The problem is even worse in B.C. because the discarding of stocks and species DFO does not believe can withstand harvest pressure is the main conservation tool DFO has here for both commercial and recreational fisheries, he adds.
“Without adequate monitoring of species that they consider endangered or threatened, we have no idea what the harvest impacts are on those stocks,” Greg says.
For example, in the 2023 South Coast recreational chinook fishery this summer about 65 per cent of the almost 370,000 Chinook salmon caught in the recreational fishery were discarded. Many of these fish were from populations considered to be of serious conservation concern.
Because these policies have never been implemented, the 65 per cent is a “best guess.” We don’t have any verifiable estimates of how many chinook are discarded; survive to spawn after being released by anglers; or what chinook populations are being impacted, and to what degree.
This failure is a choice, Greg says.
“It’s not, ‘Oh, we just haven’t got to it, or we’re getting to it or, gee whiz, this policy just came out and we need some time to read it.’ This is a choice made by senior DFO people not to implement Canadian policy.
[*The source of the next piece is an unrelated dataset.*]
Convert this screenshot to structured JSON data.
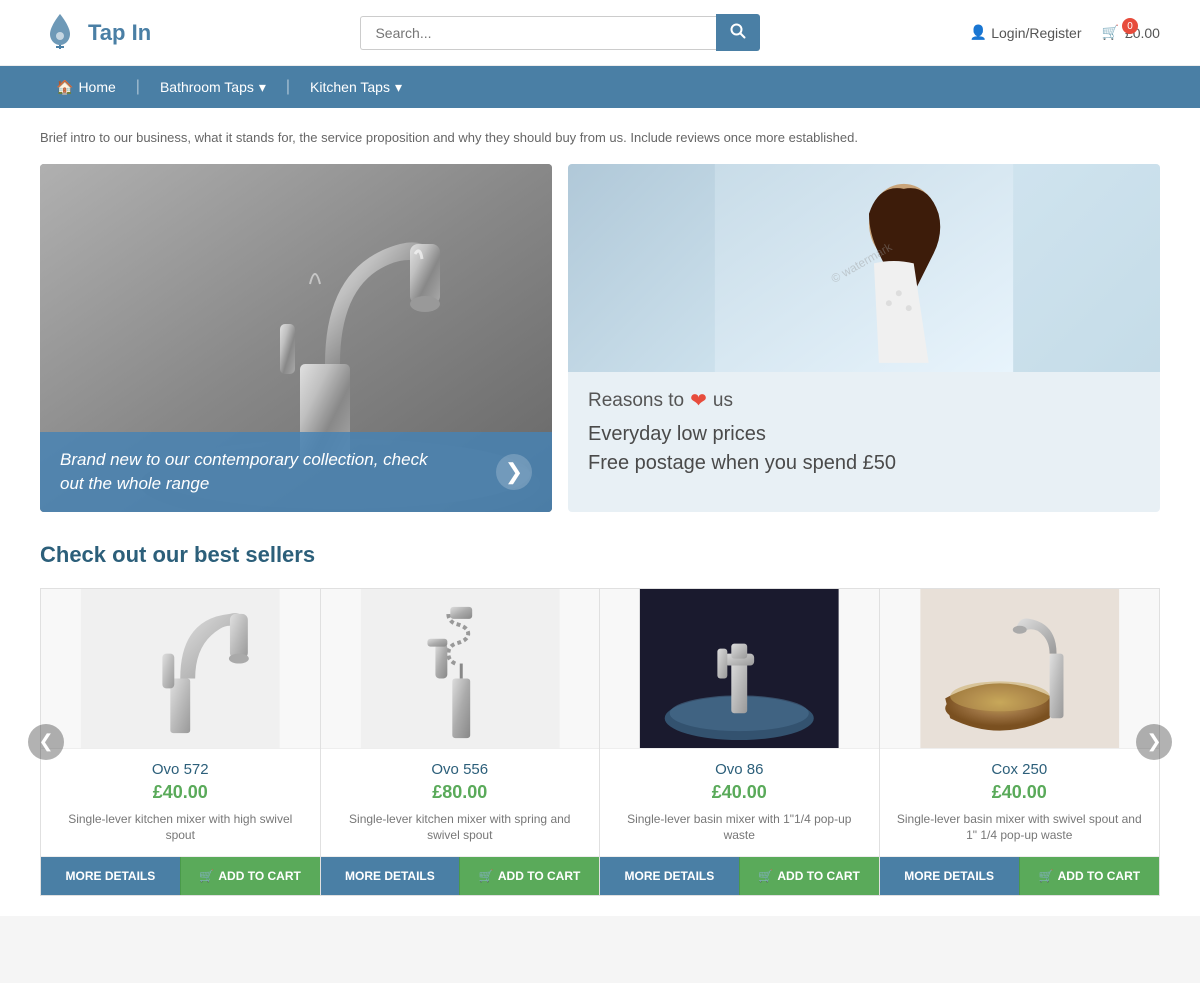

I think they need to be called to account for that.”
The minister’s response offers little comfort.
Diane Lebouthillier issued a statement saying “DFO has a number of sources of information that enable us to effectively monitor fisheries and incorporate data into the decision-making process” but “many actions are already underway to implement the recommendations.”
Unfortunately, in DFO’s view, their clients are fish harvesters – not the public – and harvesters don’t want the policies in place, Greg says.
The department also refuses to release to the public the third-party monitoring data it does collect.
All species are affected by this failure but it’s a particular concern for many Chinook stocks on the south coast, small sockeye caught in major fisheries, Thompson steelhead, stream-type Fraser Chinook, Chinook on the west coast of Vancouver Island, Skeena steelhead and chum on the north coast.
For example, in the north coast commercial fishery this year, four of the six salmonid species encountered by commercial fishers must be discarded. The lack of monitoring means there is no verifiable public accounting of how many fish are discarded, and how many of the discarded fish survive to spawn.
In his report, Mr. DeMarco cited the decimation of the East Coast cod fishery in the 90s as an example of the price for failure.
It could happen here, Greg warns.
“I think we’re going down the same road. A lot of populations here in BC are facing the same thing cod did,” he says. “There is climate change and habitat loss. A lot of the stocks are in serious trouble and are struggling… and we’re fishing on top of it, without knowing the full extent of our harvest impacts.
Read the full story from CBC here.